The island of Jamaica celebrated their emancipation today as August 1, 1834 marked the day slavery became demolished.
It started with only the children under six years of age being free. The other slaves worked 40 hours per week without compensation for their former masters. Work rewards were lodging, food, and clothing. Provided also was medical attendance and soil to grow their own provisions.
The bill for the abolition of slavery in the British colonies received the royal assent on August 28, 1838. It stated:
“Be it enacted, that all and every one of the persons who on the first day of August one thousand eight hundred and thirty four, shall be holden in slavery within such British colony as aforesaid, shall, upon and from and after the said first day of August, one thousand eight hundred and thirty-four, become and be to all intents and purposes free and discharged from all manner of slavery, and shall be absolutely and forever manumitted.”

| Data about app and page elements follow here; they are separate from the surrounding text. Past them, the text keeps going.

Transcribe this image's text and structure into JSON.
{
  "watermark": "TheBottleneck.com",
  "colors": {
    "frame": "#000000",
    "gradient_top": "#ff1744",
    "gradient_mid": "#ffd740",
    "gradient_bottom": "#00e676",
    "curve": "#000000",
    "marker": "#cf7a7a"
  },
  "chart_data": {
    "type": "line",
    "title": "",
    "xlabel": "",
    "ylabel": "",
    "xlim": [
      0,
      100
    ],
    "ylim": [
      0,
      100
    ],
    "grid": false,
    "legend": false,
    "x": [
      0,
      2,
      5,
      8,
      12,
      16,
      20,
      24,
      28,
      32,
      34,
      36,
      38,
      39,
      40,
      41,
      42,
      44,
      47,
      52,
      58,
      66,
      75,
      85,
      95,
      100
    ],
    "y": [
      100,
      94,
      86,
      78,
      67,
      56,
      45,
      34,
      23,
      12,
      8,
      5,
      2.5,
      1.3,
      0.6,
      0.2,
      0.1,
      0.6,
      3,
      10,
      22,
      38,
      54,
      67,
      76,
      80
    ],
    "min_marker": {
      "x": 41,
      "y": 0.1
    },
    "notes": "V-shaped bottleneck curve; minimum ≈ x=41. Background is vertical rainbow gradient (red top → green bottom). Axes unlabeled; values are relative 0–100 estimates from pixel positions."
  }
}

The passage of the bill above enabled 311,000 enslaved Africans in Jamaica and hundreds of thousands more across the colonies.
In 1838 as promised, slaves received full freedom. A tradition arose afterward. Locals would keep vigils on July 31 and at midnight church bells would ring out. Drums played in parks and public squares to reenact the first moments of freedom.
The next day another re-enactment of the reading of the Emancipation Declaration in town centers took place. Specifically at the former capital in Spanish Town, St. Catherine. The reading of the Emancipation Declaration ensued on the steps of the Old King's House.
1893 is when the Emancipation Day became a public holiday officially. The 'Firsts of August,' celebrations ceased when Jamaica gained independence in 1962. Replacing it was Independence Day. Prime Minister PJ Patterson re-instituted the holiday in 1997.
The Emancipation Park opened on July 31, 2002. In 2003, the 11-foot bronze sculpture, Redemption Song debuted. Jamaican contemporary artist Laura Face created it.
The sculpture displays a man and woman gazing to the skies. It is meant to symbolize their triumphant rise from the horrors of slavery.
"Emancipate yourselves from mental slavery none but ourselves can free our minds." - Marcus Garvey